> [PROBLEM TO WORK ON]: Search the entries for the word "precision" and pull out each line that has it.

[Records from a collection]
--

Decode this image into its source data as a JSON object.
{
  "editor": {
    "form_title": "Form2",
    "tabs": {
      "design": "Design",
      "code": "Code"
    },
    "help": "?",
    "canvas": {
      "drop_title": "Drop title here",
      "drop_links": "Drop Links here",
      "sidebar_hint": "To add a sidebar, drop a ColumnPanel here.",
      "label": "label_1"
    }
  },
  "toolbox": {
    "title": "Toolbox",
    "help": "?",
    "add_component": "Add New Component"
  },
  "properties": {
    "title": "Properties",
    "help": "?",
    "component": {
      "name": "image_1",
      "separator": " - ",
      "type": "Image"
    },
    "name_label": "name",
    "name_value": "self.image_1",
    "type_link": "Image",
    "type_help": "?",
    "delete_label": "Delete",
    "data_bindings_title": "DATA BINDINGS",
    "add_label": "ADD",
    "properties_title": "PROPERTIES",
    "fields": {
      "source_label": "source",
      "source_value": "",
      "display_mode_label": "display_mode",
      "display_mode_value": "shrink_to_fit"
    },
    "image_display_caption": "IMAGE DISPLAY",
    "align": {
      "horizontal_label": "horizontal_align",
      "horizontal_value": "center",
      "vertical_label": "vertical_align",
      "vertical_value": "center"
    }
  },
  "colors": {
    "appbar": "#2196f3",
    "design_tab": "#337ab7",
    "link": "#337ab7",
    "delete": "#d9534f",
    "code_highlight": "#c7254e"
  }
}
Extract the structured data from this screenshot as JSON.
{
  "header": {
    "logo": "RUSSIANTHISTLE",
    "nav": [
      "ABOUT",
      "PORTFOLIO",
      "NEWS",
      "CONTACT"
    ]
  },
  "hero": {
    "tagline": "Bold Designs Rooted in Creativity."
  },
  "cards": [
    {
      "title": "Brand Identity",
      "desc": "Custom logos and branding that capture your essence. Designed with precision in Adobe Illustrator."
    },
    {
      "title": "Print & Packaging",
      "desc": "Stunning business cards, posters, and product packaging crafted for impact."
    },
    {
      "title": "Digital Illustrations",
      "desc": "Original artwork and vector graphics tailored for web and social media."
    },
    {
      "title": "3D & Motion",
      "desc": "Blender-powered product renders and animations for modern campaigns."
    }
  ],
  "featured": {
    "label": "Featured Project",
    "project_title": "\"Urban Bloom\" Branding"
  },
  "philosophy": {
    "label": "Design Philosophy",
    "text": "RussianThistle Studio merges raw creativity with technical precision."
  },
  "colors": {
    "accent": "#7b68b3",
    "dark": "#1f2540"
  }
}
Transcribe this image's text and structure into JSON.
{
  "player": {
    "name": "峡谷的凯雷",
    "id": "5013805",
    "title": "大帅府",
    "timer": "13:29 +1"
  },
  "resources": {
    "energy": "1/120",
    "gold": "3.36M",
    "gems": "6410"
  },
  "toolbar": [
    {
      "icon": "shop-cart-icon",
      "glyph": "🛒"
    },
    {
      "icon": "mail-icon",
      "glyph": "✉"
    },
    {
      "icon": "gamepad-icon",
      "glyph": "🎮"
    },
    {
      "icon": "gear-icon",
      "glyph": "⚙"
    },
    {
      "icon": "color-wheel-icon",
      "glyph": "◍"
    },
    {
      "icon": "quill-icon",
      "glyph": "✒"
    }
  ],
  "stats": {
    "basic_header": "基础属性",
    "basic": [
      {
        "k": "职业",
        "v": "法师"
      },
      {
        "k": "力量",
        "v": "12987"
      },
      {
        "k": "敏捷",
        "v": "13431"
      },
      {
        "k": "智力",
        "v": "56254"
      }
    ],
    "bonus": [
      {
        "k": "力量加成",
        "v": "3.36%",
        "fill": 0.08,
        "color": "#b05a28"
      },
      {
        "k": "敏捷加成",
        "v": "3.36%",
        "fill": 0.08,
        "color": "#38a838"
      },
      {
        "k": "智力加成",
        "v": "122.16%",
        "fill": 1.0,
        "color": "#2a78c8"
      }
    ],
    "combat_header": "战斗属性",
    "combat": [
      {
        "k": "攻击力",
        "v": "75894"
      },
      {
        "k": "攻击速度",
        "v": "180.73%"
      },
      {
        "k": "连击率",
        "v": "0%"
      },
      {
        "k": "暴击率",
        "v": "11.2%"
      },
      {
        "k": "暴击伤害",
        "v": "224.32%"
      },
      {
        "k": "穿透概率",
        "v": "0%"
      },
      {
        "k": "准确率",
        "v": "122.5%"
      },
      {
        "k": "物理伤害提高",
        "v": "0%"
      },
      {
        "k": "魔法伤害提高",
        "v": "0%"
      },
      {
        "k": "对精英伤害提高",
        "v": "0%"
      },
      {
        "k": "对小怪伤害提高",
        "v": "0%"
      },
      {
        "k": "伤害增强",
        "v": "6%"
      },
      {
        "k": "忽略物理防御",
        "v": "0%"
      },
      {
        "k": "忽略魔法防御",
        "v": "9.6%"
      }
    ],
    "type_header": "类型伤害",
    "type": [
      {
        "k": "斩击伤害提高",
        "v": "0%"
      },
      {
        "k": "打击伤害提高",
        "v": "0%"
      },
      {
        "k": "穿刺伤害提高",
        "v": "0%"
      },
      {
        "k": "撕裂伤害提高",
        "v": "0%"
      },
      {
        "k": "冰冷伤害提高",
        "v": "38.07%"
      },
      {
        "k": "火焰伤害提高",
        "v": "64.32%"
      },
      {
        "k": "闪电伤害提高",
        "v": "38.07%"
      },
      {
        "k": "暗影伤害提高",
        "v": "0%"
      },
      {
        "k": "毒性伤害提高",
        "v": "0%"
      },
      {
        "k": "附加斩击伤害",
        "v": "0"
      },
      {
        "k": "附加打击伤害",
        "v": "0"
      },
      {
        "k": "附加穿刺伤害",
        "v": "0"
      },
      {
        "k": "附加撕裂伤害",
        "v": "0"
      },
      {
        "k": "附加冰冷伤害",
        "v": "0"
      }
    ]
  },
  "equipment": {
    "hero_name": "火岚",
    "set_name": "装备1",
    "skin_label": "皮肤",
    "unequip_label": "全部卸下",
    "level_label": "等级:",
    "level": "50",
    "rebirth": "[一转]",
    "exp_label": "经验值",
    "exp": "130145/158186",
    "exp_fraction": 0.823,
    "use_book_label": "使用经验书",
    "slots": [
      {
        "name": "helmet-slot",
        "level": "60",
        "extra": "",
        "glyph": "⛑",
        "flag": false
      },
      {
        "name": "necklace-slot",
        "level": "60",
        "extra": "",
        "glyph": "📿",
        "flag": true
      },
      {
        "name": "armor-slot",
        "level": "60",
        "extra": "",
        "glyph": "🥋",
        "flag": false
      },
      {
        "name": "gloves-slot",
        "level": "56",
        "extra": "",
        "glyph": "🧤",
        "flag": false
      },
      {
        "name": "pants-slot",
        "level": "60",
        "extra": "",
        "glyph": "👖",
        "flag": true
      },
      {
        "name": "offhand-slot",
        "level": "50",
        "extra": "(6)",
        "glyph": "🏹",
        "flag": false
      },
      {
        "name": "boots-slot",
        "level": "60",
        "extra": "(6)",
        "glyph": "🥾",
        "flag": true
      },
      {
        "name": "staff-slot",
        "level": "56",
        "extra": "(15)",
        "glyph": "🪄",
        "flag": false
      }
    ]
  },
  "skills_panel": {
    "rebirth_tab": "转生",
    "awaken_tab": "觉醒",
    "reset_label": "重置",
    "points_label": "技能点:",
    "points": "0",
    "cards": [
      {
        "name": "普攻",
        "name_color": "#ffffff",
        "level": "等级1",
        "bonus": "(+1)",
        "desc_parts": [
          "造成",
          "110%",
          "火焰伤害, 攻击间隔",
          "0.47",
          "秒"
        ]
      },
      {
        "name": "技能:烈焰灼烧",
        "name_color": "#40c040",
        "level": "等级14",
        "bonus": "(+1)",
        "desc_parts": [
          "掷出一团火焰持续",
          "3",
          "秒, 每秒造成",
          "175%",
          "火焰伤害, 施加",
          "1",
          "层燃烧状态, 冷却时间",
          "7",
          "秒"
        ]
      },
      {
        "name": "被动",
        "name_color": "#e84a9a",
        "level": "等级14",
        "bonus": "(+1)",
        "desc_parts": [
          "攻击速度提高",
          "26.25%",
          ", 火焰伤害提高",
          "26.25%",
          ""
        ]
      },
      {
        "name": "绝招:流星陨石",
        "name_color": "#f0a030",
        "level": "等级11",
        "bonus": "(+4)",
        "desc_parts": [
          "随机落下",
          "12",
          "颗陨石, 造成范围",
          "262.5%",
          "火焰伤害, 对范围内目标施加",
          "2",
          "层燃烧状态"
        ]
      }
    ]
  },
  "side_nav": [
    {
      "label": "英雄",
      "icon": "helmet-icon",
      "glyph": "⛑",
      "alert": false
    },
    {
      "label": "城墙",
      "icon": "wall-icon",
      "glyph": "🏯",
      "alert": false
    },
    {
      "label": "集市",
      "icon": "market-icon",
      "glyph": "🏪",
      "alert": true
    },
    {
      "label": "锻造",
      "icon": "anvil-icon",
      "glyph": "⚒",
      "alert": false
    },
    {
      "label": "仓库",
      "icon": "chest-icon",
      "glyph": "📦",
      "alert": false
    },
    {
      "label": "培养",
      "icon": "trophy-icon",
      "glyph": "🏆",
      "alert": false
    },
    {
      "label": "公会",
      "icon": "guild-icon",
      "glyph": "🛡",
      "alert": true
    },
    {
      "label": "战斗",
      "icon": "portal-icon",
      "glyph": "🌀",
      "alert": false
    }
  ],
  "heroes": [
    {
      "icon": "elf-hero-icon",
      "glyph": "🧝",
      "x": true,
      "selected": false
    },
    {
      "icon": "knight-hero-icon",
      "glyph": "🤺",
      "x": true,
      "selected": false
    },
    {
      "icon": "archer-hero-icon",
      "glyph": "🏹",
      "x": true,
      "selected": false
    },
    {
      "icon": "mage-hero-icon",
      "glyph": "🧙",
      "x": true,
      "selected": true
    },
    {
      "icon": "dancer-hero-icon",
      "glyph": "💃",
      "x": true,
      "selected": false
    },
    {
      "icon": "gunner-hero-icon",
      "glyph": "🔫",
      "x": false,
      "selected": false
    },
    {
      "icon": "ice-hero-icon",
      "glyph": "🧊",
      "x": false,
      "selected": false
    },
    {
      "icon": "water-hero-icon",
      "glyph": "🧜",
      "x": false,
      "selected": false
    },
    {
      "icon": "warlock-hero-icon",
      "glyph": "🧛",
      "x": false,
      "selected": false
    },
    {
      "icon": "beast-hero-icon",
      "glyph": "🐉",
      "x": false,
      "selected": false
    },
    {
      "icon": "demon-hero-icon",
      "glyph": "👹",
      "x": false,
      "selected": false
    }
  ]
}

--

> [TASK OUTPUT]:
      "desc": "Custom logos and branding that capture your essence. Designed with precision in Adobe Illustrator."
    "text": "RussianThistle Studio merges raw creativity with technical precision."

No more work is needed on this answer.